Scouting Report

Corner OFs typically possess homerun power, an area Palacios’ game that is in question and will need to be developed. Palacios posted ISO’s of .061, .118 and .079 starting in the GCL and ending in the MWL. Wrist injuries are very slow to heal, they also tend to sap the power out of a player’s swing. This makes his 13 doubles and 3 triples even more impressive. A low ISO is fine for a CF with 20-30 SB speed, which Palacios very well could become; however, Baseball America feel that Palacios profiles as a future 4th outfielder,


However, CF with 20-30 SB speed can get away with low isolated power numbers. At this point it is unclear whether Palacios fits this model and we won’t know until the wrist is completely healed…..so 2017. In the interim, we turn to a Baseball America scouting report to get some perspective:


He’s a left fielder for Auburn who has a good swing and potentially above-average bat thanks to his natural rhythm at the plate and feel for hitting. He’s an average runner who fits a tweener profile, with his power falling below what scouts look for in a corner profile, so he’ll likely be tried in center field as a pro to see if he can be a future fourth outfielder. (link)


Assessing 21-yr-olds can be tricky, but based on Joshua Palacios first-year of professional the BA assessment is pretty close. I’d argue that Josh Palacios did enough at the plate- high BB%, low K%, high BA and decent SB number- to kick the ‘tweener’ profile. While the Brooklyn native may not have ‘elite’ speed, his baseball IQ will allow him to make speed a part of his game. Add all these factors together and the Blue Jays possess a top of the order talent. 


2017 Outlook

Look for Palacios to start the season where he ended ‘16, as a member of the Lugnuts. I’d like to see Palacios spend longer than a month at level to see how he performs when a level adjusts to him. I fully expect him to make the necessary adjustments to succeed in MWL.  Look for the 4th rounder to eclipse double-digit stolen bases and challenge for double-digit home runs. This will put him in line to finish the year in Dunedin, with his sights set on Double-A in 2018. 



You had a busy 2016. After breezing through the Gulf Coast League, you spent some time in Vancouver with the Canadians, before capping off a successful rookie season in the Midwest league with the Lansing Lugnuts.

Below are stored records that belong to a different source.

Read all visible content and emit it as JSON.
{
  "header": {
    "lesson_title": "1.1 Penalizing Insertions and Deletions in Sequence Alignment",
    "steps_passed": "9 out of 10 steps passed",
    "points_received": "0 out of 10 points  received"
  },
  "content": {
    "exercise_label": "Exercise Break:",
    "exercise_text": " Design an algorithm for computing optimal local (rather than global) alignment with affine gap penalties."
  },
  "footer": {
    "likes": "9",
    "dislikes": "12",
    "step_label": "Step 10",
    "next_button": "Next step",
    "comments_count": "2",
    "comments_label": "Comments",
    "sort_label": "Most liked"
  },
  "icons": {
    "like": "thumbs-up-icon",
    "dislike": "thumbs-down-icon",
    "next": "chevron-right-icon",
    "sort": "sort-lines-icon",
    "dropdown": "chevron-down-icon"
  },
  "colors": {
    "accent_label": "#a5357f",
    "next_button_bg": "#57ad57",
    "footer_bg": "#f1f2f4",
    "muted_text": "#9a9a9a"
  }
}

RM: Knowing that you only had 13 games with the GCL Blue Jays and understanding everyone in the minors are all very talented, was there one guy during your time with the GCL Blue Jays that stood out above the rest? A guy that really impressed you with his skill set or work ethic?

JP: My time in the GCL blue jays was a great experience and I was able to see a lot of pro talent for the first time. But the one who stood out the most to me was Bo Bichette. He was very impressive with his work ethic and skills which were clearly displayed on the field.

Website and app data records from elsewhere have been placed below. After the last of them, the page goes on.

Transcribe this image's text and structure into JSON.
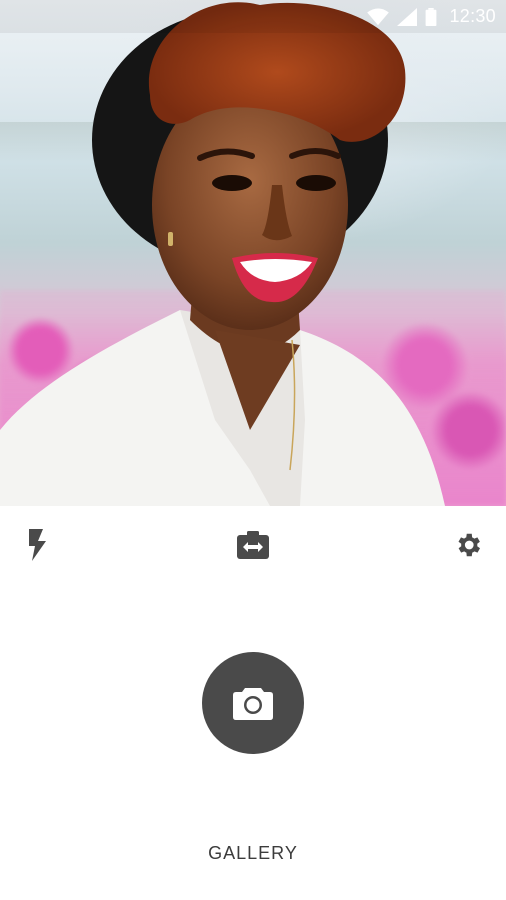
{
  "status_bar": {
    "time": "12:30",
    "icons": [
      "wifi-icon",
      "signal-icon",
      "battery-icon"
    ],
    "icon_color": "#ffffff"
  },
  "viewfinder": {
    "subject": "photo-preview"
  },
  "camera_controls": {
    "flash_icon": "flash-icon",
    "switch_camera_icon": "switch-camera-icon",
    "settings_icon": "settings-icon",
    "icon_color": "#4a4a4a"
  },
  "shutter": {
    "icon": "camera-icon",
    "background": "#4a4a4a"
  },
  "gallery": {
    "label": "GALLERY"
  }
}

RM: You were so valuable batting 2nd for the Auburn Tigers. Since joining the Blue Jays organization, you’ve batted all over the place. Knowing your skills better than anyone, what spot in the batting order best suits your skills?

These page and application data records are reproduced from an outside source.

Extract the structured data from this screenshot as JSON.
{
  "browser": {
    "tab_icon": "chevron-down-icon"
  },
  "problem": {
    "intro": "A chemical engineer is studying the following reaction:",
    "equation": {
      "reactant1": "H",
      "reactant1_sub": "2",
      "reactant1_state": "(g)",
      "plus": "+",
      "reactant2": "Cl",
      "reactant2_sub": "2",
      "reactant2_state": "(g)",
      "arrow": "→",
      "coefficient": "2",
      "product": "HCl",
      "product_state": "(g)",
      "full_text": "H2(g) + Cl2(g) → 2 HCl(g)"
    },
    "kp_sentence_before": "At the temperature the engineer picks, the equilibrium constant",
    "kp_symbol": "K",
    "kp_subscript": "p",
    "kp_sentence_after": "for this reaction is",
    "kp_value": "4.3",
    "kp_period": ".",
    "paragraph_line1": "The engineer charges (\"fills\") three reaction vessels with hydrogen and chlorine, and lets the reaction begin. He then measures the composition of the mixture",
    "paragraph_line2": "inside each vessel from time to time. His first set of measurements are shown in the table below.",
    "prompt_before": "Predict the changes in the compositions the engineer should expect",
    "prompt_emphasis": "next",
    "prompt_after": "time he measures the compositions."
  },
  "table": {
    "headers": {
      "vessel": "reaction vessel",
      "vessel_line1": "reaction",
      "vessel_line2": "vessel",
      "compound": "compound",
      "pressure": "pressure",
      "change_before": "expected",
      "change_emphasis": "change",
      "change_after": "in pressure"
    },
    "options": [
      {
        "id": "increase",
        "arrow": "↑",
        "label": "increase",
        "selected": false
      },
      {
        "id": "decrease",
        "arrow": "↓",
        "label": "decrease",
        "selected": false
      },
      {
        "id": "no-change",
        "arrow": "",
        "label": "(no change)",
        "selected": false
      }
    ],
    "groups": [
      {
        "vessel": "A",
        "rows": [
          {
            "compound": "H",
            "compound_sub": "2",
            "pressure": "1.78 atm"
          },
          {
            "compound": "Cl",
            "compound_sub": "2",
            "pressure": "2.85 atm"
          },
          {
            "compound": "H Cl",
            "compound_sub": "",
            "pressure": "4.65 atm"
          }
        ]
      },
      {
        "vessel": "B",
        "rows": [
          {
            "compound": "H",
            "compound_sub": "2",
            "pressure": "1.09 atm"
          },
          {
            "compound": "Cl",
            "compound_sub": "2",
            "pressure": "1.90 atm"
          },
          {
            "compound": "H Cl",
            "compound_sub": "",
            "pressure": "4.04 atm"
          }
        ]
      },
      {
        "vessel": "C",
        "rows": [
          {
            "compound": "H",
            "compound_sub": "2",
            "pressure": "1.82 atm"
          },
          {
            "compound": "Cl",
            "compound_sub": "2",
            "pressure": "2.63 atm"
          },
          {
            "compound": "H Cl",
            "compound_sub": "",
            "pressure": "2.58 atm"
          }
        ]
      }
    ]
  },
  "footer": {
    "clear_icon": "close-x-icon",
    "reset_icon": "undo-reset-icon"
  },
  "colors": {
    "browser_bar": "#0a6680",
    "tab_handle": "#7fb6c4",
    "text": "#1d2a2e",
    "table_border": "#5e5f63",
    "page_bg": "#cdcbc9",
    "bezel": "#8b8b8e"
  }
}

JP: Well for me, I like to be someone who could help impact my team anywhere in the lineup. Although in Aubrun I really enjoyed hitting 2nd behind Anfernee Grier but 1-3 is usually a lot of fun.


RM: I’ve heard that you were a catcher at one point. What prompted the switch to the outfield? And which OF position do you see yourself settling into?

JP: What prompted the switch to [the] outfield was that I was able to get out and use more of my speed and other tools to impact my team on defense. As well as a better chance of being able to play this game for a longer time than I would be able to at the brutal position of catcher.



*Featured Image Credit: slgckgc UNDER CC BY-SA 2.0





Lover of all things Toronto Blue Jays. Blue Jays MiLB fanatic. I strive for average while stumbling onto above average. Rogers isn’t cheap. Baseball is a business. Your right, but I’m more right.

Ryan Mueller

Lover of all things Toronto Blue Jays. Blue Jays MiLB fanatic. I strive for average while stumbling onto above average. Rogers isn't cheap. Baseball is a business. Your right, but I'm more right.